4. 4. 4- A properly reduced gravitational field is always generated by subsurface variations in rock density. A properly reduced magnetic field, however, can have as its origin at least two possible sources. It can be produced via an induced magnetization, or it can be produced via a remanent magnetization. For any given set of field observations, both mechanisms probably contribute to the observed field. It is difficult, however, to distinguish between these possible production mechanisms from the field observations alone. 5- Unlike the gravitational field, which does not change significantly with time, the magnetic field is highly time dependent. 4
5. 5. 5
6. 6. 6
7. 7. 7
8. 8. 8
9. 9. Earth’ s magnetic field surrounds the Earth • has north and south magnetic poles • is detected by compasses • is recorded in rocks and minerals as they cool • is generated in the Earth’ s liquid outer core as it spins and produces electrical currents Earth’ s field similar to that for bar magnet (left) magnetic N and S is not the same as geographic N and S poles (bar magnet “ tilted” ) 9
10. 10. Earth’ s magnetic field changes through time change in magnetic north relative to true north 1580-1970 1831-2001 consequence of rotation of outer core migration of magnetic north 10
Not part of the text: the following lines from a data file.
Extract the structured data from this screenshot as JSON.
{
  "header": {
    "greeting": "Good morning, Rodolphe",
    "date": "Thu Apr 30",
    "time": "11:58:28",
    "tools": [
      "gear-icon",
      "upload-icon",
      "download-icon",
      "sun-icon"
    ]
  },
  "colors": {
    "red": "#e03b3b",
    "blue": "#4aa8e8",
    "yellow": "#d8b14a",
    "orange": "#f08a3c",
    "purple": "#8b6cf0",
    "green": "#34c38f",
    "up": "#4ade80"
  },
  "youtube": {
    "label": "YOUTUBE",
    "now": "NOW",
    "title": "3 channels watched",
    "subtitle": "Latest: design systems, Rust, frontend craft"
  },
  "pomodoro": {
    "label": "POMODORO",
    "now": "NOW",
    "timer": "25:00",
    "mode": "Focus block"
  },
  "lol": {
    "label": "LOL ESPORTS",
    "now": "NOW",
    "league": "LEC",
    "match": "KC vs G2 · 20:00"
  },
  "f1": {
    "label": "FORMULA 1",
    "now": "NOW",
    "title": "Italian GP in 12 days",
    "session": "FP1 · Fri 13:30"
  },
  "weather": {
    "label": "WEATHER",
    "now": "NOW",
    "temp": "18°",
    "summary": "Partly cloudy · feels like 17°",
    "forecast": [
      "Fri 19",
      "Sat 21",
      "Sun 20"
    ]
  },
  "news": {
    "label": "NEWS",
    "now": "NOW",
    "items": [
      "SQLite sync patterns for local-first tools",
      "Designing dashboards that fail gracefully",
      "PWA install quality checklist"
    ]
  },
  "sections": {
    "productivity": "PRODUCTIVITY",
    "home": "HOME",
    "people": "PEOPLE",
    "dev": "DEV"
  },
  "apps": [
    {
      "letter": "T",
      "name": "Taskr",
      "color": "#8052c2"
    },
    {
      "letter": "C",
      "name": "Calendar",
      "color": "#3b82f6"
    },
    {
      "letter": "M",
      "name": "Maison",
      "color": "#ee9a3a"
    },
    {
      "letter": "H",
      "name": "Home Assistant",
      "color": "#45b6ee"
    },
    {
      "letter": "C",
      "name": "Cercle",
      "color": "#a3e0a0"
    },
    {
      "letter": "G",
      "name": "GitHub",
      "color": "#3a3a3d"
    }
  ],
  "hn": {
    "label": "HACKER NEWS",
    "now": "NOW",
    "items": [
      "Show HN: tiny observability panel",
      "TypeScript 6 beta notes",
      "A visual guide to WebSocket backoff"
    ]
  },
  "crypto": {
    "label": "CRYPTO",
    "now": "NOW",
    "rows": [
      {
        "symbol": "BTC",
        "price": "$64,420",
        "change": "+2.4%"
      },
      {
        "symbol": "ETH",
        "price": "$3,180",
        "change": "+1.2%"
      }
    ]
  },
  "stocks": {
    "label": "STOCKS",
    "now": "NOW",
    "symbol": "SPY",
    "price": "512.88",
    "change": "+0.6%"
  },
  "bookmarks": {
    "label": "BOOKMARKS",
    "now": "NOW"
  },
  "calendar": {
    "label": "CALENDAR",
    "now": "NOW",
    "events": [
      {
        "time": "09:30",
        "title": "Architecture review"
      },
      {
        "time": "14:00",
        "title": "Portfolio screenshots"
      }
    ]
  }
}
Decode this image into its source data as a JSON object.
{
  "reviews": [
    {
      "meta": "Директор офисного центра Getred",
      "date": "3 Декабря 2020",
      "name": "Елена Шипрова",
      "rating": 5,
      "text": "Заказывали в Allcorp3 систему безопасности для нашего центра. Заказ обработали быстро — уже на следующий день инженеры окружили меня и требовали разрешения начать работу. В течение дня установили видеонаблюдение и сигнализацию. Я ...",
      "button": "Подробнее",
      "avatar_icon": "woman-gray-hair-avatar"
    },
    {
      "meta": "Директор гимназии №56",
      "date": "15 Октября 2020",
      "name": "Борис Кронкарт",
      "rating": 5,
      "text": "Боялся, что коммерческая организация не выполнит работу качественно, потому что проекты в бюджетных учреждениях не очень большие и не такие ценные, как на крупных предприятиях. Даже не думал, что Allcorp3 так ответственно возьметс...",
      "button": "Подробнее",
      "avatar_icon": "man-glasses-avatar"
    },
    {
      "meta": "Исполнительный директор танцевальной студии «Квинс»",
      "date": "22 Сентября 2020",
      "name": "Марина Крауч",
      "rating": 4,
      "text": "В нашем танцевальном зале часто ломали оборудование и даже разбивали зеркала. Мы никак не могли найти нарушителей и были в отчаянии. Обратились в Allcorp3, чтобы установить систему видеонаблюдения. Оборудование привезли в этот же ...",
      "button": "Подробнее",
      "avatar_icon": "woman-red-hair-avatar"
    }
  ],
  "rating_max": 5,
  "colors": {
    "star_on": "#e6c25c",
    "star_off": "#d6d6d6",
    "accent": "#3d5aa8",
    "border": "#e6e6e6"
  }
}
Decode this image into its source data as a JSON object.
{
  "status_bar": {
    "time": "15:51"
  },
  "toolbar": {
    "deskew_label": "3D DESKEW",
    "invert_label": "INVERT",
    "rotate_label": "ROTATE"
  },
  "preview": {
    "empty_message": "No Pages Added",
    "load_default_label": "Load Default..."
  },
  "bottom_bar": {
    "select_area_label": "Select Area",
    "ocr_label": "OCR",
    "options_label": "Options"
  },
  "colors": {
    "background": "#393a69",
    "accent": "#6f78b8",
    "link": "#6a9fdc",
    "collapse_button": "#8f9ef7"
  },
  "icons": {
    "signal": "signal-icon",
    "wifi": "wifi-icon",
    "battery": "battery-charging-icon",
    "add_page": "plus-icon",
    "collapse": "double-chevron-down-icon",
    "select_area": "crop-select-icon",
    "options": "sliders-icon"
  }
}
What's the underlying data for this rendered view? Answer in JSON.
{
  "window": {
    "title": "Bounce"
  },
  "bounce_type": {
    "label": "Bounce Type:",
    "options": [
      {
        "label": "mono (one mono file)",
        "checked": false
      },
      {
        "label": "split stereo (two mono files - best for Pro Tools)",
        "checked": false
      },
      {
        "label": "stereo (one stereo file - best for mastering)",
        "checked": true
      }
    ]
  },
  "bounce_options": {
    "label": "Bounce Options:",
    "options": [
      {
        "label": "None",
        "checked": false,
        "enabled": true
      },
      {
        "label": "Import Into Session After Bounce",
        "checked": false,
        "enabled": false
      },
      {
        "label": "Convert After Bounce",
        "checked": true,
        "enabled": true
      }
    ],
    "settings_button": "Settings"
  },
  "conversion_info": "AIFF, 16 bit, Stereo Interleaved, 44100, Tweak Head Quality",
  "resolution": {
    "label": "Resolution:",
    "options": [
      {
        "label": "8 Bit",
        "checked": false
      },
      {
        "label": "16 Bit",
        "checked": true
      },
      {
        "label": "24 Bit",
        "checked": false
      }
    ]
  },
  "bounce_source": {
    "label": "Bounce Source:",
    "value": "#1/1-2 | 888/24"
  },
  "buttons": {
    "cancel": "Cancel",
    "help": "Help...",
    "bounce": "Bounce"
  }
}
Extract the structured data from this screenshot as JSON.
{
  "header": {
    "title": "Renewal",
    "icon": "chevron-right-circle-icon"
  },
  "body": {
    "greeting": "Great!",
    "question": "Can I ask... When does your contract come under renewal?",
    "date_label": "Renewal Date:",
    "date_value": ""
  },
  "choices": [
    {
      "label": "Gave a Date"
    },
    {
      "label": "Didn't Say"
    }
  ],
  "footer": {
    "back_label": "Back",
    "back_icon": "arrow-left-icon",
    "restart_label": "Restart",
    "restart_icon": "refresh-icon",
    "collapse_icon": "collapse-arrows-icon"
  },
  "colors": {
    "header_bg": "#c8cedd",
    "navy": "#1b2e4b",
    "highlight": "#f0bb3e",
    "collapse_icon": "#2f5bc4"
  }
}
11. 11. Earth’ s magnetic field reverses over time (north and south poles flip) --magnetic field lines reverse-- “ normal” polarity: north is north and south is south S N “ reversed” polarity: north is south and south is north after next reversal, compass needle will point south 11
12. 12. Earth’ s magnetic field how do rocks and minerals acquire magnetism? rocks and minerals at high temperatures (e.g. molten) must cool through their Curie temperatures • above Curie temperature, atoms are random • below Curie temperature, atoms align in domains that are independent of each other • below Curie temperature, atoms align with magnetic field if one is present (e.g. Earth) 12
13. 13. Earth’ s magnetic field how do rocks and minerals acquire magnetism? rocks and minerals that cool through Curie temperature and stay below that temperature through time record magnetic field AT THE TIME OF THEIR COOLING paleomagnetism: study of ancient magnetic fields in rocks --reconstruction of past fields-- magnetite common mineral in basalt 13
14. 14. Earth’ s magnetic field re-construct “ normal” and “ reversed” for lava sequence 14
15. 15. 15
16. 16. Earth’ s magnetic field magnetic anomalies occur in local field from magnetic rock below surface (similar to gravity anomalies) magnetic material below “ adds” magnetism and creates positive anomaly magnetic rocks include iron ore, gabbro, granite 16
17. 17. Earth’ s magnetic field removal of magnetic material from near surface causes negative anomaly (example is normal faulting) 17
18. 18. 18